Fluoride FAQs

A city ordinance approved by San Antonio voters on Nov. 7, 2000, directed all direct drinking water suppliers serving properties within the city limits to fluoridate all water in their distribution systems.

SAWS complies with the 2000 city ordinance and adds fluoride to all water within its system.

SAWS and the former Bexar Metropolitan Water District (now part of SAWS) started adding fluoride to our distribution systems in August 2002.

Hydrofluorosilicic acid (H2SiF6) is used. The fluoride meets standards set by the American Water Works Association (AWWA) and the National Sanitation Foundation (NSF), organizations that set standards for potable, or drinkable, water.

Fluoride is added to the water at each of our water pump stations. Fluoride at each station is stored in bulk storage tanks. Fluoride is manually transferred from the bulk tanks to smaller day tanks each day to meet pumping requirements. Metering pumps then move the fluoride from day tanks to the water as it is pumped from the well. Fluoride injection pumps operate only when water wells are operating.

Fluoride already occurs naturally in San Antonio’s water at 0.3 parts per million. SAWS adds enough fluoride to bring the fluoride level up to 0.7 parts per million, the recommended level that experts say is necessary to protect teeth against decay. Water from the Trinity Aquifer is naturally fluoridated at near the recommended levels and therefore requires no additional fluoride. Learn more about our Trinity Aquifer water supply.

In 2011, SAWS fluoridated 55.4 billion gallons of water at a cost of $572,880. That works out to 1 cent per 1,000 gallons.

Multiple levels of checks and double-checks are included in the fluoride system, including:

  • Fail-safe devices and procedures at the injection sites.
  • Calibrated measuring devices used in injection pumps.
  • Daily testing by SAWS technicians.
  • Verification of usage amount at site by weight.

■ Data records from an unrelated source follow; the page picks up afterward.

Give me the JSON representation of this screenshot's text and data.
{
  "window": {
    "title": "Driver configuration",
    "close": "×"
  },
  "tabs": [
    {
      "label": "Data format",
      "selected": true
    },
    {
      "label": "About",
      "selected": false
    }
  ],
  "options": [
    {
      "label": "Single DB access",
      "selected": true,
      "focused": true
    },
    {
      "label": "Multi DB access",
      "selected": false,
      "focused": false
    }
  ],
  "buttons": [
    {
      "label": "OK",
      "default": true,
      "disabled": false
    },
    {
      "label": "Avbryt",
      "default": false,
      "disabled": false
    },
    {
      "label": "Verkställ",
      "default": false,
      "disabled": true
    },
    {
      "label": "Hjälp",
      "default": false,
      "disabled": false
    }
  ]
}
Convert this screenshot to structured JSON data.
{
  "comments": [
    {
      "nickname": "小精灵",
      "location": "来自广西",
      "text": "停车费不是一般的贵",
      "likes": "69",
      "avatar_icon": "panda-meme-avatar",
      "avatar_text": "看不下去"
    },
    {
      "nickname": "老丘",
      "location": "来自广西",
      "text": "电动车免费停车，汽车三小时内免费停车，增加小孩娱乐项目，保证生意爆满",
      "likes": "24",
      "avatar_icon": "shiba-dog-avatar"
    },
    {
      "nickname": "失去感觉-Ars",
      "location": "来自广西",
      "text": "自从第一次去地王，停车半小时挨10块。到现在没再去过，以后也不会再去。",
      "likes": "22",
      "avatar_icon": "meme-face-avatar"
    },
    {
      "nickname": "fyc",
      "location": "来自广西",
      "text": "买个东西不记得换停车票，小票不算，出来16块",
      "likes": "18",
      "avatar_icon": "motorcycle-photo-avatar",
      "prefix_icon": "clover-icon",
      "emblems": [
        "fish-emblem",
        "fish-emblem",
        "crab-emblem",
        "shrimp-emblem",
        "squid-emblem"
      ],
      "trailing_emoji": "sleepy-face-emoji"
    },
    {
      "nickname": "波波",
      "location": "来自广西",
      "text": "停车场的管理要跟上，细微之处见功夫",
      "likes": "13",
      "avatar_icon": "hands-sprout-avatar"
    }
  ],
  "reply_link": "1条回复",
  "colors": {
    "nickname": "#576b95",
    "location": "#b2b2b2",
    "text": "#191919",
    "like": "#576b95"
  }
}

Customers can purchase reverse osmosis filtration systems that can remove fluoride from the water. Reverse osmosis is a very high level of filtration that removes up to 98% of dissolved minerals — including chlorine and fluoride — as well as virtually 100% of colloidal and suspended matter. Reverse osmosis filters are available in under-sink models.